It's my understanding that it was an NFA owners group that started the push for this action.
I don't believe that, most NFA groups want the present laws tossed so that everyone can own automatic weapons and suppressors again like the good old days.
It was the NFATCA people. They're backpedaling on it now, but I think their 'engaging' with the administration on NFA rules has come back to bite them in the ass.
Well, so much for ever getting anything class III.
The link to the proposal: https://www.federalregister.gov/art...er-firearms-background-checks-for-responsible
The public comment period begins Monday, 9/9.
I hope we get a large number of polite, articulate letters sent in that show how detrimental this rule would be to everyone: Citizens, BATFE, and CLEOs. As much detail as possible (like quotes from CLEOs that refuse to sign or view this as a burden) will help.
I think this would justify the move in their eyes.
slave's suggestion box. that'll work.
submitting to NFA infringements converts your rights to priveledges, which can be altered, or abolished at the whim of your masters.
how much subjugation are you willing to accept for the priveledge of quiet, short, or automatic weapons?
Any more info on this? Seems like the good buddy system will prevail. The one where you are good friends with the local CLEO will get you the sign off.
Is it time to get my paperwork in for another NFA item on my trust? Or is it too late?
Under the new rule, proposed Sept. 9 by the Bureau of Alcohol, Tobacco, Firearms and Explosives, people linked to the trusts also would have to obtain a sign-off from local law enforcement and undergo criminal background checks. The proposal is open to public comment until December.

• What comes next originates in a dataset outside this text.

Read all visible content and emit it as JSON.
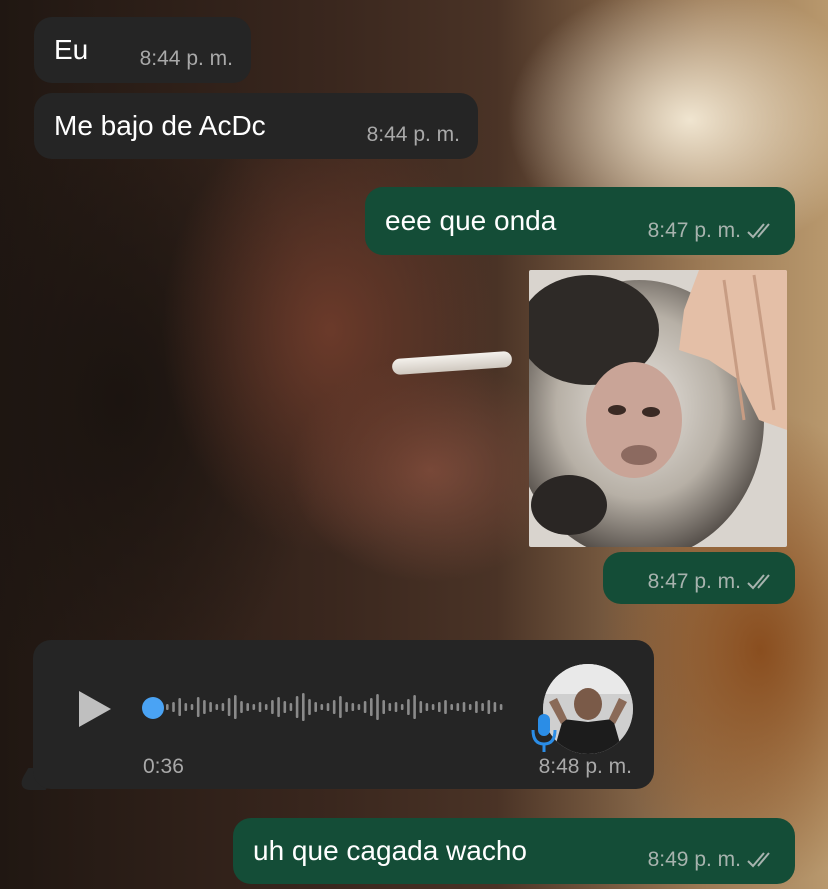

The proposed rule is galvanizing gun-control supporters, who say silencers inherently make a weapon more dangerous, and gun-rights advocates, who say the popular portrayal of silencers as the tools of criminals is off base and that silencers protect owners' hearing.
Gun dealers said signatures are hard to get in many jurisdictions. The ATF acknowledged as much, disclosing in its proposal that several sheriffs and police chiefs had privately expressed their discomfort at signing off on applications for items regulated under the National Firearms Act. A spokeswoman for the ATF declined to comment.
Sheriff David B. Shoar in St. Johns County, Fla., said last year that he would no longer sign off on the paperwork for those seeking weapons covered by the National Firearms Act, including silencers.